To most neutrals, this will look like a one-way tie. How could the central defender, who couldn't even get a game for Manchester City, keep a hold of Real Madrid's most prized possession? Well, it's not as simple as that. 

Boateng has, of course, played this role against Ronaldo beforeand succeeded—when the two sides faced one another in their opening match of Euro 2012. Just as he is expected to do on Monday, Boateng played at right-back in that game and comprehensively dealt Ronaldo. 

The Portuguese star has, however, come a long way since 2012. Despite Boateng's own development over the past two seasons, it will still be an incredibly tough task to ask of someone who is essentially a central defender.

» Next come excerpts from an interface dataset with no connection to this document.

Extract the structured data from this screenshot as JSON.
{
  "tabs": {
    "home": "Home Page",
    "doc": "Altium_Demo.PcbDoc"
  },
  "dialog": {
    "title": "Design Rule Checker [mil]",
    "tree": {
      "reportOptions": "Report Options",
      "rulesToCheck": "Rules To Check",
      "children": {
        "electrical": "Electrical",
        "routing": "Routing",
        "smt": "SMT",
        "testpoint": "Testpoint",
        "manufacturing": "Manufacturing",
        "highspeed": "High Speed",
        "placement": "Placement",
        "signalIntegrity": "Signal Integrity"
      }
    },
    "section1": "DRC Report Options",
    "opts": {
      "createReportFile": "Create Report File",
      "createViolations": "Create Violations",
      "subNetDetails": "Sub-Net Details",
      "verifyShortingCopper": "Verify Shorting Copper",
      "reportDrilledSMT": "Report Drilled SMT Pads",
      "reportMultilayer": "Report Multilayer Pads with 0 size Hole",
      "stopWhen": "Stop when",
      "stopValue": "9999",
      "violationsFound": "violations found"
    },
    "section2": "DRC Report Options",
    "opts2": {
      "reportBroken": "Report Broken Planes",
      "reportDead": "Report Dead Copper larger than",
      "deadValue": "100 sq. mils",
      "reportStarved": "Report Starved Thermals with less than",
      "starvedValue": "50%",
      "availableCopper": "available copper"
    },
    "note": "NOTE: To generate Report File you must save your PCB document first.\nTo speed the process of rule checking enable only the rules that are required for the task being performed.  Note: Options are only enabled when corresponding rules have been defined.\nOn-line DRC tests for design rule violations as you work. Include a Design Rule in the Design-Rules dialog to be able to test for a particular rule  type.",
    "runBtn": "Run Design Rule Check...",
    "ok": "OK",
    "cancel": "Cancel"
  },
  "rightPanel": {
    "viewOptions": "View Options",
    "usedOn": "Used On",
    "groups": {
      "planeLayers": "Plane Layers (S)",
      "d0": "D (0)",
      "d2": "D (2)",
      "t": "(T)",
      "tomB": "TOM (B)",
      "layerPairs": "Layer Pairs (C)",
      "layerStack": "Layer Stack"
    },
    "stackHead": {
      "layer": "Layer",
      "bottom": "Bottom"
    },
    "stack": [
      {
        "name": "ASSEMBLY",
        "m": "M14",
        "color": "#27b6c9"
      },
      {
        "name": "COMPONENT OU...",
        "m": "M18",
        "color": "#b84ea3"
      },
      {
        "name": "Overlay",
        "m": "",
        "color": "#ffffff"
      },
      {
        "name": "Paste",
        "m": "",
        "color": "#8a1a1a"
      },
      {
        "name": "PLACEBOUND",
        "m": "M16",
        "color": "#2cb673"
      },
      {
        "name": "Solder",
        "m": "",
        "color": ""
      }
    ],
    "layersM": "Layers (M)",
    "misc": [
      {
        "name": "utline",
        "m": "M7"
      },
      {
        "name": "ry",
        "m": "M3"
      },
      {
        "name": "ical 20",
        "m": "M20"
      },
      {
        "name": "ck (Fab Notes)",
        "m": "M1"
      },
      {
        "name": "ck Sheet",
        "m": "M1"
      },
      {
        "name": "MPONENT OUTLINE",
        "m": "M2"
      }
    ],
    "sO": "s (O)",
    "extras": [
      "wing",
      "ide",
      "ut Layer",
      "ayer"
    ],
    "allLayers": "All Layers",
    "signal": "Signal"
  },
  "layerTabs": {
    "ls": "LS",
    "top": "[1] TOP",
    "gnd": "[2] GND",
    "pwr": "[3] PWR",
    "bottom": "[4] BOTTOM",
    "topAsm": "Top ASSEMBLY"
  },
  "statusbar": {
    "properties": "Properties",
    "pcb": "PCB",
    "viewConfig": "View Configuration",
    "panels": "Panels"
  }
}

Who will come out on top? We'll just have to wait and see which one of these two players will get the better of the other.  


William Carvalho vs. Mesut Ozil

One of Bento's most interesting moves during his time as coach of the Portugal national team has been the fast-track introduction of Sporting defensive midfielder William Carvalho. The 22-year-old will be tasked with keeping Mesut Ozil quiet on Monday. 

Despite his age, Carvalho commands the centre of midfield like the most hardened veterans of the game and can pass as well as any playmaker within the Portuguese side. But is he ready to shadow a player of Ozil's quality in the World Cup?


For Loew, one of the priorities in this opening showdown will undoubtedly be the task of getting the ball to Ozil as quickly and as often as possible. Carvalho may have all the talent in the world, but he hasn't really played at this level of intensity before, nor has he had to keep tabs on a player like Arsenal's chief attacking midfielder. 

Of course, it won't be the defensive midfielder that will bother most German fans. Ozil can still drift from defenders and find pockets of space as well as he ever could—a task he is likely to continue doing despite Carvalho's presence on Monday—but what he can do once given that time and space is something that hasn't quite been up to scratch of late. 

It may not take too much from the Portuguese midfielder to put Ozil off his already worrying game. 


Bruno Alves vs. Thomas Mueller


We're unlikely to really know how Germany intend to line up in attack on Monday until the team actually walk out onto the pitch in Salvador. Yet, whomever Loew chooses as his sole striker for this coming match, you can bet that Thomas Mueller will either be that man or the forward accompanying him on the right-hand side. 

Why such team selections matter little is because, no matter where Mueller plays, he will undoubtedly still end up playing the exact same role. 

With Bento likely to play Fabio Coentrao at left-back, Loew will be hoping to deploy Mueller in his usual forward role that tends to see him float out to the right. This will obviously be made easier by Coentrao's reluctance to sit deep—especially when Portugal are in attack—and offer plenty of space to exploit. 

This will also have further implications for Portugal's shape, as central defender Bruno Alves will be expected to follow the German forward whenever he starts roaming unmarked. Here is where the Bayern striker can truly exploit the veteran Fenerbahce defender. 

Alves is still an outstanding defender—strong in the air and even more powerful in the tackle—but he has lost almost all his pace, and without Pepe in cover, he could be liable to getting turned by Germany's athletic young forward. 

If Portugal want to keep Mueller quiet, they may need to double up on him or keep Coentrao from roaming forward. 


Minor Battles

Bastian Schweinsteiger vs. Joao Moutinho

The Bayern midfielder is as useful at throwing his weight around the middle of the pitch as he is at setting up plays. He'll relish the opportunity of getting tight to the Portuguese playmaker and making things very uncomfortable for him. 

Joao Pereira vs. Lukas Podolski

With Marco Reus out injured, Loew is likely to play it safe and stick with the tried and tested choice of Podolski as his left-winger. What the Arsenal player brings to the table is a ferocious desire to not only create goals but also get in the face of the opposition. Expect lumps and bruises aplenty between these two.